━━━ DATA FOR THIS TASK
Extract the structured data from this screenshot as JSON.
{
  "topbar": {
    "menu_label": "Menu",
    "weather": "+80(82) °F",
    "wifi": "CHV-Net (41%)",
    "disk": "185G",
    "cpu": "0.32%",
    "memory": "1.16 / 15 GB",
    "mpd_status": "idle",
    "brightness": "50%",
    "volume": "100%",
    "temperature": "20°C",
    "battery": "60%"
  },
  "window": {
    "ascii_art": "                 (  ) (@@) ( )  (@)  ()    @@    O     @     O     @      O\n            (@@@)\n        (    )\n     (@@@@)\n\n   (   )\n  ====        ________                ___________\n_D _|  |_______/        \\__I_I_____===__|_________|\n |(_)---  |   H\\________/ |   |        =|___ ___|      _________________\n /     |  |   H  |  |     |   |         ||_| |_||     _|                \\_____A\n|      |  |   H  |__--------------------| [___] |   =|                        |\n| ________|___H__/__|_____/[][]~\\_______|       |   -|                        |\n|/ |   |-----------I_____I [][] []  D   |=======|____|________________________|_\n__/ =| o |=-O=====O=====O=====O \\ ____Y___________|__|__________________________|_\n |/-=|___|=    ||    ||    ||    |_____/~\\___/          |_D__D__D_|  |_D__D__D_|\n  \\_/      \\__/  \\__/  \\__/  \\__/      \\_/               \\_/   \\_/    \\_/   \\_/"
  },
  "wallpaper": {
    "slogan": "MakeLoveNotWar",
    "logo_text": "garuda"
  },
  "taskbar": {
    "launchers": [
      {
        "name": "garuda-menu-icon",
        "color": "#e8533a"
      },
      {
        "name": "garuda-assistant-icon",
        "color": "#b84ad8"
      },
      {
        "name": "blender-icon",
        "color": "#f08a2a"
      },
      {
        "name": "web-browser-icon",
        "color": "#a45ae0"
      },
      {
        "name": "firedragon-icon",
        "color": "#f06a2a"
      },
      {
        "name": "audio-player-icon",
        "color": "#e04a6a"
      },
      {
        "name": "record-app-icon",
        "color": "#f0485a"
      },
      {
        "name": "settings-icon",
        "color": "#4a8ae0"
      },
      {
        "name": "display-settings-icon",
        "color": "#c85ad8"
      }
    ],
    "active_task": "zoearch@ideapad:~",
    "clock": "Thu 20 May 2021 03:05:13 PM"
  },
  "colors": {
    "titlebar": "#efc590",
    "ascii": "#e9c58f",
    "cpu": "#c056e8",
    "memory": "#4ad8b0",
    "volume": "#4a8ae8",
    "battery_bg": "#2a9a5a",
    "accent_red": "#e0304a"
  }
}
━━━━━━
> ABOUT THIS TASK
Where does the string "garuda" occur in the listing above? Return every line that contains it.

> EXERCISE RESULT
    "logo_text": "garuda"
        "name": "garuda-menu-icon",
        "name": "garuda-assistant-icon",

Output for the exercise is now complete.